- **ABOUT THIS EXERCISE**
Collect the lines of the entries where "JSON" shows up.

(Web page and app entries)
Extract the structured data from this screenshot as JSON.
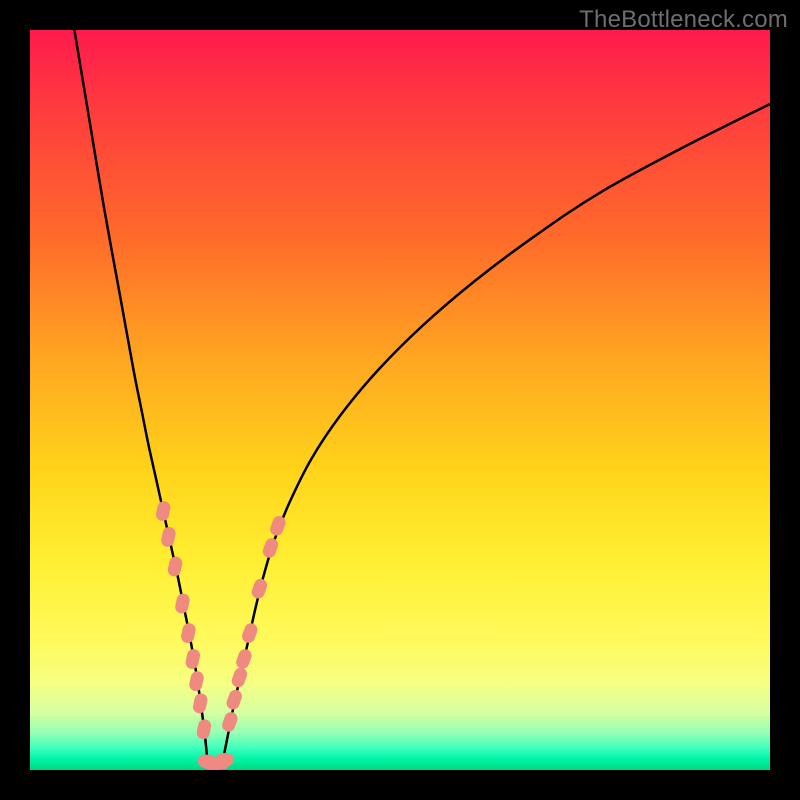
{
  "watermark": "TheBottleneck.com",
  "colors": {
    "curve_stroke": "#000000",
    "marker_fill": "#ef8a80",
    "marker_stroke": "#ef8a80"
  },
  "chart_data": {
    "type": "line",
    "title": "",
    "xlabel": "",
    "ylabel": "",
    "xlim": [
      0,
      100
    ],
    "ylim": [
      0,
      100
    ],
    "grid": false,
    "series": [
      {
        "name": "left-curve",
        "x": [
          6,
          8,
          10,
          12,
          14,
          15,
          16,
          17,
          18,
          19,
          20,
          20.8,
          21.6,
          22.4,
          23,
          23.6,
          24
        ],
        "y": [
          100,
          88,
          76,
          65,
          54,
          49,
          44,
          39.5,
          35,
          30.5,
          26,
          22,
          18,
          13.5,
          9.5,
          5,
          1
        ]
      },
      {
        "name": "right-curve",
        "x": [
          26,
          26.8,
          27.6,
          28.5,
          29.5,
          30.5,
          31.5,
          33,
          35,
          38,
          42,
          47,
          53,
          60,
          68,
          77,
          88,
          100
        ],
        "y": [
          1,
          5,
          9,
          13,
          17.5,
          22,
          26,
          31,
          36,
          42,
          48,
          54,
          60,
          66,
          72,
          78,
          84,
          90
        ]
      },
      {
        "name": "valley-floor",
        "x": [
          24,
          24.6,
          25.2,
          25.6,
          26
        ],
        "y": [
          1,
          0.5,
          0.4,
          0.5,
          1
        ]
      }
    ],
    "markers": {
      "left": [
        {
          "x": 18.0,
          "y": 35.0
        },
        {
          "x": 18.7,
          "y": 31.5
        },
        {
          "x": 19.6,
          "y": 27.5
        },
        {
          "x": 20.6,
          "y": 22.5
        },
        {
          "x": 21.4,
          "y": 18.5
        },
        {
          "x": 22.0,
          "y": 15.0
        },
        {
          "x": 22.5,
          "y": 12.0
        },
        {
          "x": 23.0,
          "y": 9.0
        },
        {
          "x": 23.5,
          "y": 5.5
        }
      ],
      "right": [
        {
          "x": 27.0,
          "y": 6.5
        },
        {
          "x": 27.6,
          "y": 9.5
        },
        {
          "x": 28.3,
          "y": 12.5
        },
        {
          "x": 28.9,
          "y": 15.0
        },
        {
          "x": 29.7,
          "y": 18.5
        },
        {
          "x": 31.0,
          "y": 24.5
        },
        {
          "x": 32.5,
          "y": 30.0
        },
        {
          "x": 33.5,
          "y": 33.0
        }
      ],
      "floor": [
        {
          "x": 23.9,
          "y": 1.2
        },
        {
          "x": 24.6,
          "y": 0.9
        },
        {
          "x": 25.2,
          "y": 0.9
        },
        {
          "x": 25.8,
          "y": 1.0
        },
        {
          "x": 26.3,
          "y": 1.4
        }
      ]
    }
  }
}
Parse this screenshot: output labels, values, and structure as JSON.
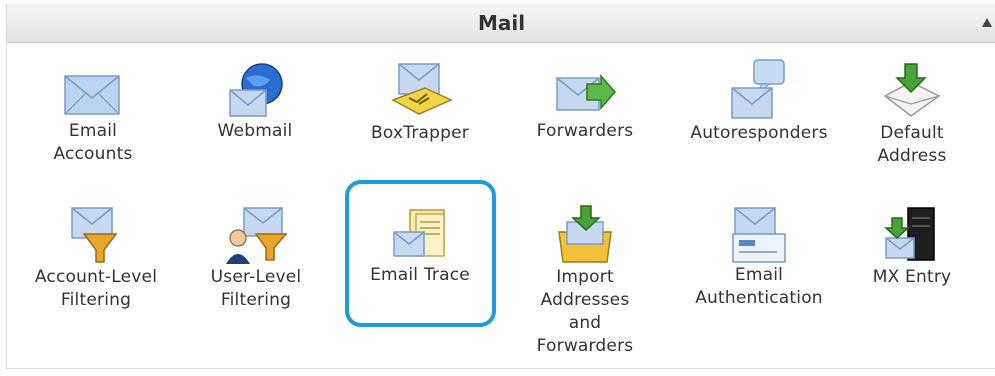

- **RESULT FOR THIS TASK**
Extract the structured data from this screenshot as JSON.
Parse this screenshot: output labels, values, and structure as JSON.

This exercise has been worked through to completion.